## Exercise objective
Restate the whole of the data verbatim, omitting nothing.

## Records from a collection
═══

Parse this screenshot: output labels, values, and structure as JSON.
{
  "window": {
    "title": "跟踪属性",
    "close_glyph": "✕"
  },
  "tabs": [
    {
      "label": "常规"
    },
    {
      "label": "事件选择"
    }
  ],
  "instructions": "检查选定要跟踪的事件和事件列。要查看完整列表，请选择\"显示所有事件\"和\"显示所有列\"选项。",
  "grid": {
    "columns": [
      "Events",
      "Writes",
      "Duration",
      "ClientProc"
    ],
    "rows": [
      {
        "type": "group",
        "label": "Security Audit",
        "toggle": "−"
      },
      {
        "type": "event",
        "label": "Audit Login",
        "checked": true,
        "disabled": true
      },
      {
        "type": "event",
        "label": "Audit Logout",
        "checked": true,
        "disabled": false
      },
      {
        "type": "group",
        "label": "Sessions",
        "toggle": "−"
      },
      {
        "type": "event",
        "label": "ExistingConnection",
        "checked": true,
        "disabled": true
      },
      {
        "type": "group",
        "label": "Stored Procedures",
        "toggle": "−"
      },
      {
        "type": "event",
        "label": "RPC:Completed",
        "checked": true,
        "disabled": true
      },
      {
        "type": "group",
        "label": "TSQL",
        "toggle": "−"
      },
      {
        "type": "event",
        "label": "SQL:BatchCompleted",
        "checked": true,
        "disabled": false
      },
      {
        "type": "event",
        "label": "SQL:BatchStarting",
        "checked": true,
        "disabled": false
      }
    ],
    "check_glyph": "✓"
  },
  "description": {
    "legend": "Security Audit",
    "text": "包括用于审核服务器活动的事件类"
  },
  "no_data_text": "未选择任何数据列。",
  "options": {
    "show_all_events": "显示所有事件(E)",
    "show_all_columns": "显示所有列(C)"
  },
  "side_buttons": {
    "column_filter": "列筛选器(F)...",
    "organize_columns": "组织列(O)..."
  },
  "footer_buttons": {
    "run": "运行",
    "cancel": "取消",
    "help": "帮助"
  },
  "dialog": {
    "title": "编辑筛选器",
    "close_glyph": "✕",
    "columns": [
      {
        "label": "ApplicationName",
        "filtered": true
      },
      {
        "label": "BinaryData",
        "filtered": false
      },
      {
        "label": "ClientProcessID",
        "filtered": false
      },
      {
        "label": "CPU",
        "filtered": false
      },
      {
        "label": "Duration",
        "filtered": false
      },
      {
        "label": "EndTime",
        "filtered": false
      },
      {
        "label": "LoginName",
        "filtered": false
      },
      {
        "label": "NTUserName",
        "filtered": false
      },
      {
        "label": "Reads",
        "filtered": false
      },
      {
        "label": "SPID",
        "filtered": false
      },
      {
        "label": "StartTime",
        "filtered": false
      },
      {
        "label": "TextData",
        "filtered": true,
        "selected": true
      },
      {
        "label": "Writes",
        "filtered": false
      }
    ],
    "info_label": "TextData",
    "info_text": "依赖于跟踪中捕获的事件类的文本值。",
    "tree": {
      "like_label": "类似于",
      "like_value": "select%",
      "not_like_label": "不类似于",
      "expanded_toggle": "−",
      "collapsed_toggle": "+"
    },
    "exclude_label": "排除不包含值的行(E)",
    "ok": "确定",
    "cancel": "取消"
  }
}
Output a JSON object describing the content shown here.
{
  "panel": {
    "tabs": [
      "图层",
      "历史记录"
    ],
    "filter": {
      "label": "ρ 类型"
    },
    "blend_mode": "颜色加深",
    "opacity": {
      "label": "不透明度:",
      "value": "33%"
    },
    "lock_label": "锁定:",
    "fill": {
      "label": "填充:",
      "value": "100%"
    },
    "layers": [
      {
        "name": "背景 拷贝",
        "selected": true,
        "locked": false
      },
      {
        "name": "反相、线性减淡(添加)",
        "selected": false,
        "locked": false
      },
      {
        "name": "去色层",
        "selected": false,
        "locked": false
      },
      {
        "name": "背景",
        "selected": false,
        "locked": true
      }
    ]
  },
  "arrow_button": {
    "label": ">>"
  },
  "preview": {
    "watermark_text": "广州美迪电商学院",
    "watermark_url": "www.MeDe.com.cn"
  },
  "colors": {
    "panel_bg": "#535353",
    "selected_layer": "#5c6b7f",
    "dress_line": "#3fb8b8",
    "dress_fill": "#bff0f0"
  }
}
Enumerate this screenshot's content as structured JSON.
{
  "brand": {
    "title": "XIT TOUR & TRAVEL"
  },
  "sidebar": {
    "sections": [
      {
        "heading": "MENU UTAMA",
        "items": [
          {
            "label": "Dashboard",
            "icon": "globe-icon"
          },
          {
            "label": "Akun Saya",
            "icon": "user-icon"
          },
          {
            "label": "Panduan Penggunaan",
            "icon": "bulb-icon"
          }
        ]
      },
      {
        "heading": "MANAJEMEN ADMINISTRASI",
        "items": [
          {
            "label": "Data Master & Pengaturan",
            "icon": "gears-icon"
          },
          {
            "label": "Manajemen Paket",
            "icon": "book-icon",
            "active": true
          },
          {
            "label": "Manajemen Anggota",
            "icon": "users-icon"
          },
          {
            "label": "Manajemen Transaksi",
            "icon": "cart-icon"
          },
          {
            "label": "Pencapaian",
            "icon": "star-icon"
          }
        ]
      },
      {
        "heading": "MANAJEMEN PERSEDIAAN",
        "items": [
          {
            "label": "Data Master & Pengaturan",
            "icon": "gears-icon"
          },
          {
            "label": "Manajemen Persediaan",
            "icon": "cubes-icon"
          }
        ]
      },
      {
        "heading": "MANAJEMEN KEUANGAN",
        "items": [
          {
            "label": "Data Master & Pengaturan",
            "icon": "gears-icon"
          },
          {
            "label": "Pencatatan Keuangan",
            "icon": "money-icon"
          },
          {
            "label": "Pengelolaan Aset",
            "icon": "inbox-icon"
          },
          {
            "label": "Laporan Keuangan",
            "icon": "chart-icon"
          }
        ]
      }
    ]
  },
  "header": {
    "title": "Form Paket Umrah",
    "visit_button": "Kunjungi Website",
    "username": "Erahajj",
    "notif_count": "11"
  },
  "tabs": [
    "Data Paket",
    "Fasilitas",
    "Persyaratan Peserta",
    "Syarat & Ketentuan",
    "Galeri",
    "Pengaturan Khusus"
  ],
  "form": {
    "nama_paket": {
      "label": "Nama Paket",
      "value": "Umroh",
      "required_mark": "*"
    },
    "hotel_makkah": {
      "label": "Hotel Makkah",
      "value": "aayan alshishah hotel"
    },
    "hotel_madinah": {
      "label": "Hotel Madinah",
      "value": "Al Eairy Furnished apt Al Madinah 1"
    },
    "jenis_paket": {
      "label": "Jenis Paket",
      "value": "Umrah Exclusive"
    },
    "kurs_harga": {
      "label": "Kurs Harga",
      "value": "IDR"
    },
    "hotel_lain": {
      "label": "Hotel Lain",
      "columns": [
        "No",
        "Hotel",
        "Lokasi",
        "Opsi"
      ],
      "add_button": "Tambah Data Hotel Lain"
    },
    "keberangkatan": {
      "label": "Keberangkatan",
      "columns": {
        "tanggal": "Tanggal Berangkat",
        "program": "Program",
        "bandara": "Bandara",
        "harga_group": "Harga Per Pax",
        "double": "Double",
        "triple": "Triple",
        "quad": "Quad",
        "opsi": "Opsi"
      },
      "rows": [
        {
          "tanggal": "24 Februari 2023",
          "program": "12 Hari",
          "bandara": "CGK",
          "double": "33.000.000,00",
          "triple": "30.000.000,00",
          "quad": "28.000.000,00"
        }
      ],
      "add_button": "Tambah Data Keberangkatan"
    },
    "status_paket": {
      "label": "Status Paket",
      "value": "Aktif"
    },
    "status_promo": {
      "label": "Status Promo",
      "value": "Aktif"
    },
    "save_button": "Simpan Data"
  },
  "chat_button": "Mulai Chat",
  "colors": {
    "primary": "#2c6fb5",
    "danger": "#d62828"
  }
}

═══

## Reply
Parse this screenshot: output labels, values, and structure as JSON.
{
  "window": {
    "title": "跟踪属性",
    "close_glyph": "✕"
  },
  "tabs": [
    {
      "label": "常规"
    },
    {
      "label": "事件选择"
    }
  ],
  "instructions": "检查选定要跟踪的事件和事件列。要查看完整列表，请选择\"显示所有事件\"和\"显示所有列\"选项。",
  "grid": {
    "columns": [
      "Events",
      "Writes",
      "Duration",
      "ClientProc"
    ],
    "rows": [
      {
        "type": "group",
        "label": "Security Audit",
        "toggle": "−"
      },
      {
        "type": "event",
        "label": "Audit Login",
        "checked": true,
        "disabled": true
      },
      {
        "type": "event",
        "label": "Audit Logout",
        "checked": true,
        "disabled": false
      },
      {
        "type": "group",
        "label": "Sessions",
        "toggle": "−"
      },
      {
        "type": "event",
        "label": "ExistingConnection",
        "checked": true,
        "disabled": true
      },
      {
        "type": "group",
        "label": "Stored Procedures",
        "toggle": "−"
      },
      {
        "type": "event",
        "label": "RPC:Completed",
        "checked": true,
        "disabled": true
      },
      {
        "type": "group",
        "label": "TSQL",
        "toggle": "−"
      },
      {
        "type": "event",
        "label": "SQL:BatchCompleted",
        "checked": true,
        "disabled": false
      },
      {
        "type": "event",
        "label": "SQL:BatchStarting",
        "checked": true,
        "disabled": false
      }
    ],
    "check_glyph": "✓"
  },
  "description": {
    "legend": "Security Audit",
    "text": "包括用于审核服务器活动的事件类"
  },
  "no_data_text": "未选择任何数据列。",
  "options": {
    "show_all_events": "显示所有事件(E)",
    "show_all_columns": "显示所有列(C)"
  },
  "side_buttons": {
    "column_filter": "列筛选器(F)...",
    "organize_columns": "组织列(O)..."
  },
  "footer_buttons": {
    "run": "运行",
    "cancel": "取消",
    "help": "帮助"
  },
  "dialog": {
    "title": "编辑筛选器",
    "close_glyph": "✕",
    "columns": [
      {
        "label": "ApplicationName",
        "filtered": true
      },
      {
        "label": "BinaryData",
        "filtered": false
      },
      {
        "label": "ClientProcessID",
        "filtered": false
      },
      {
        "label": "CPU",
        "filtered": false
      },
      {
        "label": "Duration",
        "filtered": false
      },
      {
        "label": "EndTime",
        "filtered": false
      },
      {
        "label": "LoginName",
        "filtered": false
      },
      {
        "label": "NTUserName",
        "filtered": false
      },
      {
        "label": "Reads",
        "filtered": false
      },
      {
        "label": "SPID",
        "filtered": false
      },
      {
        "label": "StartTime",
        "filtered": false
      },
      {
        "label": "TextData",
        "filtered": true,
        "selected": true
      },
      {
        "label": "Writes",
        "filtered": false
      }
    ],
    "info_label": "TextData",
    "info_text": "依赖于跟踪中捕获的事件类的文本值。",
    "tree": {
      "like_label": "类似于",
      "like_value": "select%",
      "not_like_label": "不类似于",
      "expanded_toggle": "−",
      "collapsed_toggle": "+"
    },
    "exclude_label": "排除不包含值的行(E)",
    "ok": "确定",
    "cancel": "取消"
  }
}
Output a JSON object describing the content shown here.
{
  "panel": {
    "tabs": [
      "图层",
      "历史记录"
    ],
    "filter": {
      "label": "ρ 类型"
    },
    "blend_mode": "颜色加深",
    "opacity": {
      "label": "不透明度:",
      "value": "33%"
    },
    "lock_label": "锁定:",
    "fill": {
      "label": "填充:",
      "value": "100%"
    },
    "layers": [
      {
        "name": "背景 拷贝",
        "selected": true,
        "locked": false
      },
      {
        "name": "反相、线性减淡(添加)",
        "selected": false,
        "locked": false
      },
      {
        "name": "去色层",
        "selected": false,
        "locked": false
      },
      {
        "name": "背景",
        "selected": false,
        "locked": true
      }
    ]
  },
  "arrow_button": {
    "label": ">>"
  },
  "preview": {
    "watermark_text": "广州美迪电商学院",
    "watermark_url": "www.MeDe.com.cn"
  },
  "colors": {
    "panel_bg": "#535353",
    "selected_layer": "#5c6b7f",
    "dress_line": "#3fb8b8",
    "dress_fill": "#bff0f0"
  }
}
Enumerate this screenshot's content as structured JSON.
{
  "brand": {
    "title": "XIT TOUR & TRAVEL"
  },
  "sidebar": {
    "sections": [
      {
        "heading": "MENU UTAMA",
        "items": [
          {
            "label": "Dashboard",
            "icon": "globe-icon"
          },
          {
            "label": "Akun Saya",
            "icon": "user-icon"
          },
          {
            "label": "Panduan Penggunaan",
            "icon": "bulb-icon"
          }
        ]
      },
      {
        "heading": "MANAJEMEN ADMINISTRASI",
        "items": [
          {
            "label": "Data Master & Pengaturan",
            "icon": "gears-icon"
          },
          {
            "label": "Manajemen Paket",
            "icon": "book-icon",
            "active": true
          },
          {
            "label": "Manajemen Anggota",
            "icon": "users-icon"
          },
          {
            "label": "Manajemen Transaksi",
            "icon": "cart-icon"
          },
          {
            "label": "Pencapaian",
            "icon": "star-icon"
          }
        ]
      },
      {
        "heading": "MANAJEMEN PERSEDIAAN",
        "items": [
          {
            "label": "Data Master & Pengaturan",
            "icon": "gears-icon"
          },
          {
            "label": "Manajemen Persediaan",
            "icon": "cubes-icon"
          }
        ]
      },
      {
        "heading": "MANAJEMEN KEUANGAN",
        "items": [
          {
            "label": "Data Master & Pengaturan",
            "icon": "gears-icon"
          },
          {
            "label": "Pencatatan Keuangan",
            "icon": "money-icon"
          },
          {
            "label": "Pengelolaan Aset",
            "icon": "inbox-icon"
          },
          {
            "label": "Laporan Keuangan",
            "icon": "chart-icon"
          }
        ]
      }
    ]
  },
  "header": {
    "title": "Form Paket Umrah",
    "visit_button": "Kunjungi Website",
    "username": "Erahajj",
    "notif_count": "11"
  },
  "tabs": [
    "Data Paket",
    "Fasilitas",
    "Persyaratan Peserta",
    "Syarat & Ketentuan",
    "Galeri",
    "Pengaturan Khusus"
  ],
  "form": {
    "nama_paket": {
      "label": "Nama Paket",
      "value": "Umroh",
      "required_mark": "*"
    },
    "hotel_makkah": {
      "label": "Hotel Makkah",
      "value": "aayan alshishah hotel"
    },
    "hotel_madinah": {
      "label": "Hotel Madinah",
      "value": "Al Eairy Furnished apt Al Madinah 1"
    },
    "jenis_paket": {
      "label": "Jenis Paket",
      "value": "Umrah Exclusive"
    },
    "kurs_harga": {
      "label": "Kurs Harga",
      "value": "IDR"
    },
    "hotel_lain": {
      "label": "Hotel Lain",
      "columns": [
        "No",
        "Hotel",
        "Lokasi",
        "Opsi"
      ],
      "add_button": "Tambah Data Hotel Lain"
    },
    "keberangkatan": {
      "label": "Keberangkatan",
      "columns": {
        "tanggal": "Tanggal Berangkat",
        "program": "Program",
        "bandara": "Bandara",
        "harga_group": "Harga Per Pax",
        "double": "Double",
        "triple": "Triple",
        "quad": "Quad",
        "opsi": "Opsi"
      },
      "rows": [
        {
          "tanggal": "24 Februari 2023",
          "program": "12 Hari",
          "bandara": "CGK",
          "double": "33.000.000,00",
          "triple": "30.000.000,00",
          "quad": "28.000.000,00"
        }
      ],
      "add_button": "Tambah Data Keberangkatan"
    },
    "status_paket": {
      "label": "Status Paket",
      "value": "Aktif"
    },
    "status_promo": {
      "label": "Status Promo",
      "value": "Aktif"
    },
    "save_button": "Simpan Data"
  },
  "chat_button": "Mulai Chat",
  "colors": {
    "primary": "#2c6fb5",
    "danger": "#d62828"
  }
}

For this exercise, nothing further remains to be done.